There is a reason that this pairing is a classic, the on-screen romance that all the rest are compared to. The story is common enough in film: beautiful woman melts the heart of a hardened cynic, but it is so much more than that. It’s also more than the combination of a (brilliant and quotable) screenplay and a moving story. If I have to explain what makes this one so great, then you’ve clearly never seen it.
3. Joel & Clementine (Eternal Sunshine of the Spotless Mind)
I wish you had stayed.
What makes the romance of this on-screen couple so remarkable is its (often painful) realism. While most romances focus on the highs of a relationship and the initial infatuation, this film shows (in a terrifically twisted, convoluted way) the entire thing. No film has more realistically captured the way the end of a relationship feels than this one. The fact that it’s shown from end to beginning is even more effective at capturing that bittersweet feeling. That this one never fails to get me all choked up is why Joel and Clementine get a spot on this list.
2. Walter Neff & Phyllis Dietrichson (Double Indemnity)
I wonder if I know what you mean.
I wonder if you wonder.
For sheer screen-melting chemistry, there is no better on-screen couple that the two leads in Billy Wilder’s Double Indemnity. The dialogue flies fast and dangerously flirtatious, and the things left unspoken even more fatal. Barbara Stanwyck and Fred MacMurray could give lessons in on-screen chemistry in this film. You just can’t help but be drawn to these two when they share a scene. As far as pure chemistry goes, there is no better.
1. C.C. Baxter & Fran Kubelik (The Apartment)
Shut up and deal.
The two characters who make up the greatest on-screen couple never kiss once.
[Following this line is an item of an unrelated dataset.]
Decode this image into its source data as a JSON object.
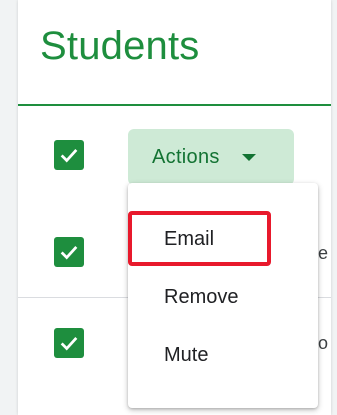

There are no declarations of undying love set to swelling music. In fact, one of them spends the majority of the film pining after someone else. But, I think, that’s what makes these two so special. There is a realism at play here, in addition to the sentimentality. This film takes the viewer on a truly bleak journey before finally restoring a sense of faith in humanity. It is quite a ride, but necessary for the characters to grow. As Fran explains late in the movie, “some people take, some people get took.” Baxter and Fran are decidedly in the latter category, and the triumph of the film is the realization that they don’t have to be in either. No movie couple has ever been able to make me feel as deeply as these two, time and time again. For these reasons and so many more that defy expression, C.C. Baxter and Fran Kubelik are the greatest on-screen couple in American film.